Heavy smog in Beijing forces students to stay home, factories asked to limit output

A woman wearing a protective mask walks in front of the China Central Television building on an extremely polluted morning in Beijing.
A woman wearing a protective mask walks in front of the China Central Television building on an extremely polluted morning in Beijing. PHOTO: REUTERS

BEIJING (BLOOMBERG) - Beijing's worst pollution of the year forced some parents to keep their children home from school as municipal officials limited factory output in efforts to dispel a shroud of smog that covered the Chinese capital for the third day in a row.

Students at middle and primary schools were given the option to study from home, the Beijing Youth Daily reported on Tuesday (Dec 1), quoting the Beijing Municipal Commission of Education.

Some schools are instituting indoor exercises dubbed "smog aerobics," according to the report.

The round of heavy air pollution that began last week is the heaviest this year, the Beijing environmental protection bureau said on its official microblog on Tuesday. That was an embarrassment for President Xi Jinping, who is in Paris for United Nations-led talks on a deal to fight climate change.
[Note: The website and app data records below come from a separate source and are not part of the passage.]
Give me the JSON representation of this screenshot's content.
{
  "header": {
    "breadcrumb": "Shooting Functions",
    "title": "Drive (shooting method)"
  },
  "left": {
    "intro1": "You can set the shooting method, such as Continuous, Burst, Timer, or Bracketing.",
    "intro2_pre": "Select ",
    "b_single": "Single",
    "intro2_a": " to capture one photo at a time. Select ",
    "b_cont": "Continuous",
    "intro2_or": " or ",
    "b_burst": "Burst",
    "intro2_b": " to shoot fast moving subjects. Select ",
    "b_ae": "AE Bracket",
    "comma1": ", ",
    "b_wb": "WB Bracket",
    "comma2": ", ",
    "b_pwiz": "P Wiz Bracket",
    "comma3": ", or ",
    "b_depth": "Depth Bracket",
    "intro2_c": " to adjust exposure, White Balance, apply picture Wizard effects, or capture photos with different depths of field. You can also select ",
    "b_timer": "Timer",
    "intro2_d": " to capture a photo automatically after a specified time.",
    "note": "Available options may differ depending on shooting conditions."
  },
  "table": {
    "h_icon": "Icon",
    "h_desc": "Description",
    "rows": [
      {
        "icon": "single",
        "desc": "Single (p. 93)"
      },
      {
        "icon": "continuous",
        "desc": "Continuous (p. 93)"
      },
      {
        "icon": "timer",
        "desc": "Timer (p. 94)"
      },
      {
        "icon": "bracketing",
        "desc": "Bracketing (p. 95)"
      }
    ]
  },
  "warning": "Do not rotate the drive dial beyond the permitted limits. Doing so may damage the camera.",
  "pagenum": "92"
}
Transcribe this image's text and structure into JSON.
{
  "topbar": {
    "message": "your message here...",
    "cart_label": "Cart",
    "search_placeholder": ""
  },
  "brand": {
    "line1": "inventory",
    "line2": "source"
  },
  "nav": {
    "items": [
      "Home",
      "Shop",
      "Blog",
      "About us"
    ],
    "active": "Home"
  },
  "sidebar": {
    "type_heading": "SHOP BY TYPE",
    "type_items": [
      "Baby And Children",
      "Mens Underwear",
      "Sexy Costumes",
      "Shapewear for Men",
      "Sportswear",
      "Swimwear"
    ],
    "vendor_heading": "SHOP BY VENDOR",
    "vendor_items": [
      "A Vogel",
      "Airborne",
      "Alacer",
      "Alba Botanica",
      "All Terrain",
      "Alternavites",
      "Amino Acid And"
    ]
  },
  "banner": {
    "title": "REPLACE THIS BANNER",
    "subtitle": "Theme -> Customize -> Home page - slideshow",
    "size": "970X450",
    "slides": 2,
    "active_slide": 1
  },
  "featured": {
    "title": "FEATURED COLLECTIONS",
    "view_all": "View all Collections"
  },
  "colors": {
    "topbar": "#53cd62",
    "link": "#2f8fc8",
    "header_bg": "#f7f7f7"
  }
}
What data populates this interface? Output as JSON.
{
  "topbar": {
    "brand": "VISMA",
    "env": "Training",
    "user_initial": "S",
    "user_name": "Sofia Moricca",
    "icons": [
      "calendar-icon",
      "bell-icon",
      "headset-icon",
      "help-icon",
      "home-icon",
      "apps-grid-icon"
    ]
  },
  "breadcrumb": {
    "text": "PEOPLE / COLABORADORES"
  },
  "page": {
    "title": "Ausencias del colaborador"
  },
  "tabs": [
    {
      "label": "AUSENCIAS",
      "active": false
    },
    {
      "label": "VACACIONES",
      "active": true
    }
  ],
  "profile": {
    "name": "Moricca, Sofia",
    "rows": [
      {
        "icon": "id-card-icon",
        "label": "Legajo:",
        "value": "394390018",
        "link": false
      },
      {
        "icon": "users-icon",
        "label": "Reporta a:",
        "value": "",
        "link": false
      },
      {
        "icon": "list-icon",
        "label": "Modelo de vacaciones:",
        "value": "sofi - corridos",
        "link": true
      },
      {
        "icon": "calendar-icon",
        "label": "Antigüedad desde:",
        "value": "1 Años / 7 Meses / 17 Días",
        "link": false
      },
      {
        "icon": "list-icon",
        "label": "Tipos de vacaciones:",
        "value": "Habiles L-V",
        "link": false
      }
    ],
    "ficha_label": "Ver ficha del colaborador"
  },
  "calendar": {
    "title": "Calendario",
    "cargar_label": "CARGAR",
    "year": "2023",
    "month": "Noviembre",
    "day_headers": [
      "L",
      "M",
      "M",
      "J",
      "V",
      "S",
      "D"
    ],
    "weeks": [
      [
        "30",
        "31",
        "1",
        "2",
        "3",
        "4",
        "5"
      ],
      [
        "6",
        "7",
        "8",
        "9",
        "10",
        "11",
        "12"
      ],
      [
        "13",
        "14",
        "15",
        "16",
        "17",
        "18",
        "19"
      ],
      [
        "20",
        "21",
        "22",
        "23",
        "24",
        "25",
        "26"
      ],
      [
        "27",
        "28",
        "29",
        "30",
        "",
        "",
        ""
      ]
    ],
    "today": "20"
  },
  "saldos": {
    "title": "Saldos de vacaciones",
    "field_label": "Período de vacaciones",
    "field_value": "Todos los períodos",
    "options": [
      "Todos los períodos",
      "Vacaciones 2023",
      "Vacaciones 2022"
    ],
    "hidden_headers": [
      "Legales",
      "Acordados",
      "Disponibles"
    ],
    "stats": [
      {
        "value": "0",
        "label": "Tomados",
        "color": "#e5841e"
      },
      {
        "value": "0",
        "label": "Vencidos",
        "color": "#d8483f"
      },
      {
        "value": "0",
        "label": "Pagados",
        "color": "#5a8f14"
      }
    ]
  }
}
Near Tiananmen Square in the heart of Beijing, concentrations of PM2.5 - the fine particulates that pose the greatest risk to human health - stood at 650 micrograms per cubic m as of 8 am, according to the local environmental monitoring centre.

Beijing on Sunday raised its air pollution alert for the first time in more than a year to orange, the second-highest level in its four-tier system. The heavy pollution won't clear until Dec 2, according to the environment bureau.

While the orange alert is in force, the city will ask some factories to suspend or limit production and for construction sites to stop transporting materials and waste, the bureau said.

As for students, the education commission has called a halt to all outdoor activities for schools, kindergartens and junior educational institutions since Sunday, according to a statement on the commission's website.

"With this level of pollution, government should really consider stopping all classes at middle and primary schools," said Mr Ma Jun, the Beijing-based founder and director of the Institute of Public and Environmental Affairs.

Visibility in Beijing has been low since Monday, forcing several provincial highways to shut, according to a separate report by the Beijing Youth Daily. Visibility in 17 city centres and surrounding regions is reported to be lower than 500 m, with some reporting no more than 200 m, according to statements on the Beijing Meteorological Service website.

Air pollution kills an average of 4,000 people a day in China, according to a study by Berkeley Earth, an independent research group funded largely by educational grants, which cited coal burning as the likely principal cause.